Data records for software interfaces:
* * * * * * * * *
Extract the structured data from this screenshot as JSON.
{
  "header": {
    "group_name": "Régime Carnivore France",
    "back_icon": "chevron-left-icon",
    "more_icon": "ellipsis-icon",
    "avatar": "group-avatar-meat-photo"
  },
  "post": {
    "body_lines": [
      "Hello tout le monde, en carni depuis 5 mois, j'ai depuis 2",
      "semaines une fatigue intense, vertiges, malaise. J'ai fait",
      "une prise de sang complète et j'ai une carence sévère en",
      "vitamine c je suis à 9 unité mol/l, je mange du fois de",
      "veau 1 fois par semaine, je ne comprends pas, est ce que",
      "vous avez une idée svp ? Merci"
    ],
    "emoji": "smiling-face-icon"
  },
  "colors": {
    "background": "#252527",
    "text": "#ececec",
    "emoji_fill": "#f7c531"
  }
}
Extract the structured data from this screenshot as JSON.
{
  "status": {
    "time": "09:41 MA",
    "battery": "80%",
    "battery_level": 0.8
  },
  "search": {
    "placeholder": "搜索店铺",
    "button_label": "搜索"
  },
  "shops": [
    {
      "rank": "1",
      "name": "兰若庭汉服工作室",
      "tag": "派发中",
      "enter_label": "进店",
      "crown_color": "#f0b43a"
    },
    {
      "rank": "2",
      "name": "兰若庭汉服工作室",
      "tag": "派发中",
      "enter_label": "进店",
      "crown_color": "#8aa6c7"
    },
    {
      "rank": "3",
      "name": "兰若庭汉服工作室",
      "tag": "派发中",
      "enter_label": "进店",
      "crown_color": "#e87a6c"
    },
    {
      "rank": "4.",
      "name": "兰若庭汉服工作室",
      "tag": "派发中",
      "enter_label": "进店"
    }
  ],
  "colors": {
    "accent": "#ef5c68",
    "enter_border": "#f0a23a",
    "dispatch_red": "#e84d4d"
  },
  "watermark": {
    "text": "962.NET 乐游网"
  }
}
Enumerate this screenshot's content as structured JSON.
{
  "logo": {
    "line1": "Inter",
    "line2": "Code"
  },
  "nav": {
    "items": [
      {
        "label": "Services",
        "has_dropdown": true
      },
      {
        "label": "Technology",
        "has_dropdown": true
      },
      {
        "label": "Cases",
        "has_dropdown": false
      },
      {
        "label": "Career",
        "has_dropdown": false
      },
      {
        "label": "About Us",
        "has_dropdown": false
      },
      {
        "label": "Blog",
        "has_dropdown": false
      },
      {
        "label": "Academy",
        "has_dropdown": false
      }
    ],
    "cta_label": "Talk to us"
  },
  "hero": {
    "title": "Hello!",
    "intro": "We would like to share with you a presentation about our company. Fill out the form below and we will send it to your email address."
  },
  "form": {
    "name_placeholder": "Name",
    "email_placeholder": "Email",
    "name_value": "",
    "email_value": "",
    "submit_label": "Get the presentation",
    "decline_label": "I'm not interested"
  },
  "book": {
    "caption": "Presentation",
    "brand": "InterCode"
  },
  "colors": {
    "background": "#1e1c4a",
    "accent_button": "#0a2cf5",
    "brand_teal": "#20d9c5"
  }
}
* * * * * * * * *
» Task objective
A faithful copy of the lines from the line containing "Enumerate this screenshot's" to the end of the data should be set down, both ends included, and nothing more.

» Answer to this task
Enumerate this screenshot's content as structured JSON.
{
  "logo": {
    "line1": "Inter",
    "line2": "Code"
  },
  "nav": {
    "items": [
      {
        "label": "Services",
        "has_dropdown": true
      },
      {
        "label": "Technology",
        "has_dropdown": true
      },
      {
        "label": "Cases",
        "has_dropdown": false
      },
      {
        "label": "Career",
        "has_dropdown": false
      },
      {
        "label": "About Us",
        "has_dropdown": false
      },
      {
        "label": "Blog",
        "has_dropdown": false
      },
      {
        "label": "Academy",
        "has_dropdown": false
      }
    ],
    "cta_label": "Talk to us"
  },
  "hero": {
    "title": "Hello!",
    "intro": "We would like to share with you a presentation about our company. Fill out the form below and we will send it to your email address."
  },
  "form": {
    "name_placeholder": "Name",
    "email_placeholder": "Email",
    "name_value": "",
    "email_value": "",
    "submit_label": "Get the presentation",
    "decline_label": "I'm not interested"
  },
  "book": {
    "caption": "Presentation",
    "brand": "InterCode"
  },
  "colors": {
    "background": "#1e1c4a",
    "accent_button": "#0a2cf5",
    "brand_teal": "#20d9c5"
  }
}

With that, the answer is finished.